AN EVESHAM farmer has been banned from keeping livestock for 10 years after an investigation found his cattle were being kept in poor conditions.
Martin Phillips, 74, a farmer of 5 Leysfield, Harvington, appeared at Worcester Magistrates’ Court last Thursday where he pleaded guilty to a single animal welfare offence.
The prosecution was brought by Worcestershire County Council’s Trading Standards Service following a joint investigation with the Animal and Plant Health Agency and the Rural Payments Agency.
The prosecution case only related to a single animal under Phillips’ care, but the case followed on from an earlier civil hearing involving the seizure of 57 cattle owned by Phillips.
At a hearing in June, the Magistrates Court made an order which allowed the County Council to sell the animals to recover some of the costs incurred from maintaining and seizing them.
Although Phillips had been advised on a number of previous occasions by Worcestershire Trading Standards, reports of issues with the health and poor keeping conditions of the cattle had continued over a period of time.
In sentencing Phillips, the Magistrates said they had taken into account the extent of the offending and in particular his personal circumstances.

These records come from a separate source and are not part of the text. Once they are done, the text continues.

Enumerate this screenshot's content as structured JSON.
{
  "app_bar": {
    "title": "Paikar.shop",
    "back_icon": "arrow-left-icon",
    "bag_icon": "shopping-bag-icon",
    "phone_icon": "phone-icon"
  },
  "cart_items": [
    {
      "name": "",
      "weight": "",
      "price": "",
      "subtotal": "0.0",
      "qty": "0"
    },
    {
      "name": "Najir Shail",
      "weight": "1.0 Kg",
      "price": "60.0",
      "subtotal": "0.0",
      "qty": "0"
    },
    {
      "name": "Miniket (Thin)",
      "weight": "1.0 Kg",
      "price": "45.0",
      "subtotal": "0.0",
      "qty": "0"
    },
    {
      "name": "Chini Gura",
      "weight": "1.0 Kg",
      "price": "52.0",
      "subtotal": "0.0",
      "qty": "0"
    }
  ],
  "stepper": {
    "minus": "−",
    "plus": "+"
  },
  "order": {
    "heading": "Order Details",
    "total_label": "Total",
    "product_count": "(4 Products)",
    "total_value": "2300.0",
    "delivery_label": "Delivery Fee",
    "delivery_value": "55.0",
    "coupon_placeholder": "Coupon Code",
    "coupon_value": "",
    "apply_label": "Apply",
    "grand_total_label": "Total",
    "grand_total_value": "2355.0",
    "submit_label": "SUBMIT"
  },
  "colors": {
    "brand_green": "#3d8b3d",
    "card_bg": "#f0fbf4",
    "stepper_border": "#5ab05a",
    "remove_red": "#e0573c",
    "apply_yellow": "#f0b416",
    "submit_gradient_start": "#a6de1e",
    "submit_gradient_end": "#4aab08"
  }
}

The Magistrates concluded that a financial penalty was the appropriate sentence and having taken into account his limited finances a fine of £120 plus a victim surcharge of £30 was imposed. A contribution to costs of £1,350 was also ordered.
Philips was also handed a banning order which prevents him from keeping livestock for 10 years, with the exception of chickens.
Coun Lucy Hodgson, Worcestershire County Council’s Cabinet Member with responsibility for Trading Standards, said: “Experienced farmers should be aware of their responsibilities and take them seriously.
“Laws are in place to protect livestock, control disease and to ensure the safety of the wider food chain. We will not hesitate to investigate and where necessary prosecute farmers who contravene these laws.”